Adoption of blockchain technology continues to accelerate into 2021, driven in part by cryptocurrencies like bitcoin, but increasingly by investments across a wide range of financial services for a variety of use cases.
According to the recently released Blockchain Technology Market Size report from Grandview Research, the blockchain market was valued at $3.67 billion for 2020, but rapid expansion is expected: an increase in compound annual growth rate of 82.4% for 2021-28.
Blockchain has a lot of promise for the financial sector: as an open, immutable ledger it offers increased transaction security, and as commercial and central banks across the world begin to adopt the technology for payment processing – including, in some cases, increased acceptance of cryptocurrencies – the promise for less expensive, faster payments is alluring for many players entering the market.
That topic was a part of the discussion at the March 9 Huawei Cloud Day event held by Singapore-based FinTech Morpheus Labs.
“Banks in the more traditional sense, particularly in the physical sense, are becoming less and less relevant as we go forward,” said Greg Unsworth, Risk Assurance and Digital Business Leader with PwC Singapore. “But as we look at banking as a range of services that are going to be important for consumers, businesses, and society, the importance of banking will only increase. These more sophisticated technologies are necessary to address more sophisticated needs.”
Blockchain technology in banking can be a major piece of that puzzle as services fully embrace digital transformation. That process will still take time, but the promise has only become clearer as consumer habits continue to rapidly shift towards digital-only solutions.
“I would say blockchain has not yet been widely adopted in a wholesale model,” Unsworth said. “But the potential there is significant. We see more and more applications for blockchain technology being developed.”
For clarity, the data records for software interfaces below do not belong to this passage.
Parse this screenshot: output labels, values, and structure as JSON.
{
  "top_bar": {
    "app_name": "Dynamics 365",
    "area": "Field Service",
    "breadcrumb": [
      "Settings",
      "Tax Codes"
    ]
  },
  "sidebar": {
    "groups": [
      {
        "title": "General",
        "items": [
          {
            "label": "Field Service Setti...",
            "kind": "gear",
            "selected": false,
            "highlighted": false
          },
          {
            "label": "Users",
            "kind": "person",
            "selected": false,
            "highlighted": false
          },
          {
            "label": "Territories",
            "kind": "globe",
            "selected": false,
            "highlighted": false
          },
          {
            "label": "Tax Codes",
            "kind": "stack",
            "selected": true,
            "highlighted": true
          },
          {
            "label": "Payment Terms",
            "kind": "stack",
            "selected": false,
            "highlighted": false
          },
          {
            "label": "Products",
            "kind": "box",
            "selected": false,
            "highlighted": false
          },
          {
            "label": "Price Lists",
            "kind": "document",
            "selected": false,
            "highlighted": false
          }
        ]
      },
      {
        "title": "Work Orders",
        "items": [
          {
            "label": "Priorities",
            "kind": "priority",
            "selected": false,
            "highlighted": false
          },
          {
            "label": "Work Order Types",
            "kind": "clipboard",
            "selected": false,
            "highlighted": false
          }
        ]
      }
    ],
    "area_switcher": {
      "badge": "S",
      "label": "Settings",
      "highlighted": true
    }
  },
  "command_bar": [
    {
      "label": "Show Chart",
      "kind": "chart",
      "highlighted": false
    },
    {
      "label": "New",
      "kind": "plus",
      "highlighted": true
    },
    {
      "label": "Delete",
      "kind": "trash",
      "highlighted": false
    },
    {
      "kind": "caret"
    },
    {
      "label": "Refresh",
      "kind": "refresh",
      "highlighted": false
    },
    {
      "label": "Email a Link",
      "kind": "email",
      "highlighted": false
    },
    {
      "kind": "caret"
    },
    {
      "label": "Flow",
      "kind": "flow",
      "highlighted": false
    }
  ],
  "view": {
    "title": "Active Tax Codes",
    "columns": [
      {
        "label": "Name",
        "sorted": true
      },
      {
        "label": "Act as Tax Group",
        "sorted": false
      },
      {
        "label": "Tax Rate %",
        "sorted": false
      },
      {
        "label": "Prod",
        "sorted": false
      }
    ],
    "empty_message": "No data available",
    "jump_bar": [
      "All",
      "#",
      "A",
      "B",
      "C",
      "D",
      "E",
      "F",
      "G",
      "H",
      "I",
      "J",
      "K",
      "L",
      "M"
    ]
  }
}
Those opportunities are real, and the savings could be enormous for institutions that take the right steps for adoption. According to a February report from CB Insights, moving securities over blockchain could save $17 billion to $24 billion annually in global trade processing costs. The potential in KYC is a similarly big potential for cost savings, possibly bringing down costs by $160 million annually.
KYC is a particularly large point. As new technologies are adopted, compliance continues to become more complex even as the demands for settling those transactions push for accelerated speeds.
“This is going to get more complex with new technologies,” Unsworth said. “We’re seeing regulators step out to address digital-related risks. Striking the balance between trusted ecosystems that also protect consumers in the right way is quite key – even just keeping pace with that change as newer models come on.”
Adoption in this sector is only going to accelerate as the market grows, as blockchain can solve a number of the issues posed by an increasingly-digital payments model. Digital payments rely on multiple parties to process transactions, and the reliability of digital identity – a foundational piece of blockchain – is key to speeding that process.
“The fintech revolution demands a need to evolve these services in consumer-friendly ways,” Unsworth said. “That is actually creating a lot more competition and a lot of pressure on the banks to continue evolving their business models. We’re also seeing a lot of new entrants coming in.”